> that time and it was quite frustrating. I'm sure it's
> better now.
For your sanity's sake: don't mess with manual Clojure installation etc. Just use leiningen for everything. It pulls in the Clojure compiler and runtime on its own, offers a much more useful REPL, and even handles Emacs integration these days. In conjunction with package.el/Emacs24, there's not a single thing you have to install manually.
I spent a few solid days using it while implementing a spreadsheet into a webapp (I wrote the algorithm in clojure and then migrated to clojurescript).
Immediate feedback and live tests felt natural.
Given my clojure is rusty it was helpful to be able to see how functions work with little test cases.
The lein plugin is a nice addition. I'm looking forward to seeing it trigger a refresh when project source files change.
I'm just loving this instarepl. The most direct benefit for now is having a few of the function calls I'm testing all be there so I can interact with the program live.

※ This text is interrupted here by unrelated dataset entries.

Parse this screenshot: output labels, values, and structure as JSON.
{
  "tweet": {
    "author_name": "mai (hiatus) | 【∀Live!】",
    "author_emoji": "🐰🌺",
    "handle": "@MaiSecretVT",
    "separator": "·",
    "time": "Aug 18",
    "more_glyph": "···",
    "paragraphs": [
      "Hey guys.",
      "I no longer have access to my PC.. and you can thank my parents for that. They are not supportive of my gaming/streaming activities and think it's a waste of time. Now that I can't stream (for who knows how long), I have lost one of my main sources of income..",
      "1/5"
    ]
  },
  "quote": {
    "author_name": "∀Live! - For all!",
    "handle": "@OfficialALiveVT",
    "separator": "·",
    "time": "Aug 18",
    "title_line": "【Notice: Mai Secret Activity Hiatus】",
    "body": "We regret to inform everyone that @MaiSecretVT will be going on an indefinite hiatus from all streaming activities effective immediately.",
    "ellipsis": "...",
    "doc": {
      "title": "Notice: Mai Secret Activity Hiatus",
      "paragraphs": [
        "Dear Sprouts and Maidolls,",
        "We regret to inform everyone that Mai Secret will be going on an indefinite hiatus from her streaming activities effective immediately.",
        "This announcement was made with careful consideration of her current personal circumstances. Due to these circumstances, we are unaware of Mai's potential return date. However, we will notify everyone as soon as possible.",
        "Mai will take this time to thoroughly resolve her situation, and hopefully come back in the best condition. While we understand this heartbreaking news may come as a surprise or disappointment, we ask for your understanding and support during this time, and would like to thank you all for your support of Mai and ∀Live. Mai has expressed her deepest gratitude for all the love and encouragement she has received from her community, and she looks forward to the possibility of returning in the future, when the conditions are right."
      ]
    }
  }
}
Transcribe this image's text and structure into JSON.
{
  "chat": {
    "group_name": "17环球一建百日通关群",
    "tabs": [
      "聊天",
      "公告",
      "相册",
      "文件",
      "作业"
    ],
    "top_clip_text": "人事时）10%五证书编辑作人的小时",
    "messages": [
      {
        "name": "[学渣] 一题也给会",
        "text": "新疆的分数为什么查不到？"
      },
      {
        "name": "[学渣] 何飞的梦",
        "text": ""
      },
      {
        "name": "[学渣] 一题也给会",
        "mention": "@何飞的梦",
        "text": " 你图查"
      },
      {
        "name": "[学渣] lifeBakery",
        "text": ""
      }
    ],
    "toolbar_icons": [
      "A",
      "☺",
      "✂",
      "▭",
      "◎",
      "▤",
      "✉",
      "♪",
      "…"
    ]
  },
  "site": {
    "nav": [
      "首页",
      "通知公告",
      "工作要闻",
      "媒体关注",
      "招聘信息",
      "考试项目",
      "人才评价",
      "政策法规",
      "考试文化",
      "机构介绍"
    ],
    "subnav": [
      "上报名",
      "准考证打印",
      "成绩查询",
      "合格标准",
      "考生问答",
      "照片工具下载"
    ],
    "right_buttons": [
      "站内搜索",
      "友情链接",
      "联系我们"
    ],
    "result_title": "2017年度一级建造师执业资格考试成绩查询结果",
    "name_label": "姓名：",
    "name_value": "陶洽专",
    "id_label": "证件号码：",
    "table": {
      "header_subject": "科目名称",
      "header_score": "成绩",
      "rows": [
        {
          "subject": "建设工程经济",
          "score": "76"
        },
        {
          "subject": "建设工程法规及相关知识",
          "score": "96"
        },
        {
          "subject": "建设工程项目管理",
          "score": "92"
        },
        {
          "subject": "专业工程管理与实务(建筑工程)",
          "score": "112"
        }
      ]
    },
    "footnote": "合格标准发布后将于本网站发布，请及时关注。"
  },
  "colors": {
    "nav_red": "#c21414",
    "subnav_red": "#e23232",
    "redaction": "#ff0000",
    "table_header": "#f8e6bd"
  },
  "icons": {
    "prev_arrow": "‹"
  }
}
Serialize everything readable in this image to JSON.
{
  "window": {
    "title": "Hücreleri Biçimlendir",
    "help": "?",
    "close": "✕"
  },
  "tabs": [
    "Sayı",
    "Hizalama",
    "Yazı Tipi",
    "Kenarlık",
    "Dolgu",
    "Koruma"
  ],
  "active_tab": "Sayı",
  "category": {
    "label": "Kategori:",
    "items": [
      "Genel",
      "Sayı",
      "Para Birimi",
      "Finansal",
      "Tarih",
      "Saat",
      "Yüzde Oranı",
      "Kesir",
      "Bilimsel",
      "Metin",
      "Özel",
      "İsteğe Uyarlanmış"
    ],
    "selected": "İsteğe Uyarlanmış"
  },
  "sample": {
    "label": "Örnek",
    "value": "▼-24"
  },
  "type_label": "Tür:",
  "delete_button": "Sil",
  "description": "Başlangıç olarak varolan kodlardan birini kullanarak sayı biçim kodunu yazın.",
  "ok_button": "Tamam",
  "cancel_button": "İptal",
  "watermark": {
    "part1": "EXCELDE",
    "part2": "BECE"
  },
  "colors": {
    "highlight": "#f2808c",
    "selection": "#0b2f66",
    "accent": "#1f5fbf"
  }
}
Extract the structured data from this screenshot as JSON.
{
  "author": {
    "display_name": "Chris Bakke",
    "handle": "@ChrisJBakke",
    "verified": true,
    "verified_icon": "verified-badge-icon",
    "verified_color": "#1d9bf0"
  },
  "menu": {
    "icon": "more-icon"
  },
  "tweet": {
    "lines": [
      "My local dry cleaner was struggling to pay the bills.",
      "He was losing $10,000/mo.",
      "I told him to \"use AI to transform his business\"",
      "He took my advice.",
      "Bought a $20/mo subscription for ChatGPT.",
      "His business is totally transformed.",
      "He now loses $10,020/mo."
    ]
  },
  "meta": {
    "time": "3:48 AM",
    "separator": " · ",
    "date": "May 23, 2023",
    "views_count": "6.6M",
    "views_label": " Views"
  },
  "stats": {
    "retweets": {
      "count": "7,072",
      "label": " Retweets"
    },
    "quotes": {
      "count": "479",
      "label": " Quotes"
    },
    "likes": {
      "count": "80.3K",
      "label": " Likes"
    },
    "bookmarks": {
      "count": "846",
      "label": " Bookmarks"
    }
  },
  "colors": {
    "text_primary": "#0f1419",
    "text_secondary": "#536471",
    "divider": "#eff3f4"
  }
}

And have all the (use ... :reload-all) calls also setup.
(:import (java.io File)))
I get a RuntimeException "EOF while reading".
It works from a regular repl and it's the first line in a project I wrote a while ago - so having Lighttable fail almost immediately for no obvious reason is leaving a bad taste.
Also the installation/updating was quirky and broke three times (downloaded it fully twice), and it launches Firefox, which gives me a blank+grey screen so I have to launch Chromium and that works well.
Does this fail for anybody else? Are there any other issues I should be skirting at the moment? I haven't encountered any others.
I've looked, but is there a better forum for Lighttable than the comments section of hacker news?
I'm not entirely sure how you're supposed to use the lein-light plugin, though. I start light table, then run 'lein light' from a dummy lein project directory. I seem to be able to connect to the project via light table without any complaining, but then nothing happens. I'm unable to find any of my project namespaces from within light table.
Am I doing it wrong, or did I break something?
I'm on macosx 10.7. Perhaps it works better for Linux users?
The "instarepl" stops evaluating all code as soon as there any what i'm guessing non ASCII characters in the buffer, even when they are inside strings.
(println "Some string with umlaut åäö")
edit: It just keept saying version 0.0.8 is availible for me until i ran table update 0.0.8. Just running light table looked for updates but didnt find any.
When i finaly got the 0.0.8 version it greeted me welcomme to 0.0.7 :-)
Light Table is better than collide anyway :-P
 worked by deleting ~/.lighttable and trying again